The collection, which consists of 55 boxes containing over 3000 title deeds and estate papers from the thirteenth to the nineteenth century, concerns land and property around Weasenham, situated between Castleacre and Fakenham in West Norfolk. The earliest rentals show that the lord of the manor during part of the later thirteenth century was Jordan Foliot, who also owned land in Yorkshire, Lincolnshire and Northamptonshire. 

The main interest of the collection lies in the light it sheds on the manorial and landscape history of West Norfolk from the late thirteenth century and on the early history of the Norfolk system of husbandry during the eighteenth century.  It includes several series of courts rolls for the manors of Weasenham, Kipton, Northall, and Fulchers, covering the thirteenth to the eighteenth centuries, which were acquired in 1598 by Edward Coke (1552-1634), Attorney General under Elizabeth I.  A survey by William Hayward with two estate maps from 1600 are also of interest.

Another of the strengths of the collection is its preservation of several hundred title deeds and manorial admissions recording land transfers from the same period.
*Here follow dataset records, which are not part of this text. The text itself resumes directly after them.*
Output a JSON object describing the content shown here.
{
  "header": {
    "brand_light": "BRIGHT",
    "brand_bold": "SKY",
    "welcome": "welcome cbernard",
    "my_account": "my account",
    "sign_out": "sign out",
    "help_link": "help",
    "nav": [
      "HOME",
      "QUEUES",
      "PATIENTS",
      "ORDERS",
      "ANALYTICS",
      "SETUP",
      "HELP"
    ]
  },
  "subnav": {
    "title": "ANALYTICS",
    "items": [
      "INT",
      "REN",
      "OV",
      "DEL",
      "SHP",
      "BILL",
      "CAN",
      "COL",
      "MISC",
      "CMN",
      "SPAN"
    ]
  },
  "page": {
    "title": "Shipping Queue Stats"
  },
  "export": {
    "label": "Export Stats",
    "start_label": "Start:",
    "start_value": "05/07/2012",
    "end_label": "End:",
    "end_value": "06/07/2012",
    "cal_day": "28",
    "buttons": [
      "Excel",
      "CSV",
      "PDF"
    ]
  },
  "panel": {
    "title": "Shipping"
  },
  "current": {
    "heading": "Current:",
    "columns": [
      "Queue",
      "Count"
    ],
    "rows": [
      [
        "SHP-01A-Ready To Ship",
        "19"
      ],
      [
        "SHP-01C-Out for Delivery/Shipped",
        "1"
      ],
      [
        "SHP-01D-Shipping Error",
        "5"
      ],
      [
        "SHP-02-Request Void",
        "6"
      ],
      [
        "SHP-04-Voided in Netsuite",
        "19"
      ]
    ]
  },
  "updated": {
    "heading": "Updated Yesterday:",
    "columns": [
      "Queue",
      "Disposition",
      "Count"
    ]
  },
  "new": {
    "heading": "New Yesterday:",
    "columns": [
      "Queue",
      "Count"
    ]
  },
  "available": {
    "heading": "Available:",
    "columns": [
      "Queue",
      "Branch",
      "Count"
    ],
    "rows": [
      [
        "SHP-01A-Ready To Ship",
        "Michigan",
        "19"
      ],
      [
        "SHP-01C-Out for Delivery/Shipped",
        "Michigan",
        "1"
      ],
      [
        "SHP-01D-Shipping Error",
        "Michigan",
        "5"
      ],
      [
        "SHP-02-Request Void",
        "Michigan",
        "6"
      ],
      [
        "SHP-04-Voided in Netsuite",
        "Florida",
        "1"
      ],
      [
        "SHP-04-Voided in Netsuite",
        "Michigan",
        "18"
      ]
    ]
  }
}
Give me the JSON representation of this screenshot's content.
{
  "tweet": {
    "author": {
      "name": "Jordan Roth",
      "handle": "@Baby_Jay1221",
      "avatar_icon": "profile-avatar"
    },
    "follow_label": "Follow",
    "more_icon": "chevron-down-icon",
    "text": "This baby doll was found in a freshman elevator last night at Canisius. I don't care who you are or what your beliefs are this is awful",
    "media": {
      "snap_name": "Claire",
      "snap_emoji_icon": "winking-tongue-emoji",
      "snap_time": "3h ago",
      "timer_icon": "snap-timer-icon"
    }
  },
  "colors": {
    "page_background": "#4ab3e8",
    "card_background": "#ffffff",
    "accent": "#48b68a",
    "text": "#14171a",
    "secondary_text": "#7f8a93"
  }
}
Twelve boxes (22-33) contain deeds and papers relating to the third Weasenham manor of Easthall and Hastings, which the Coke family purchased in 1796 from the heirs of Richard Jackson.

A handwritten catalogue listing each item of the collection is available in the Manuscripts Reading Room.  It was produced at Holkham as part of the Holkham Papers series by Edward Scott (1840-1918) of the British Museum between 1890 and 1909.  Recent checks have shown that there are transcription errors in the descriptions so caution should be exercised when using the catalogue.

The collection is open to all holders of full Library reader's tickets.

Contact: Sian Collins (01223 333141; sec93@cam.ac.uk)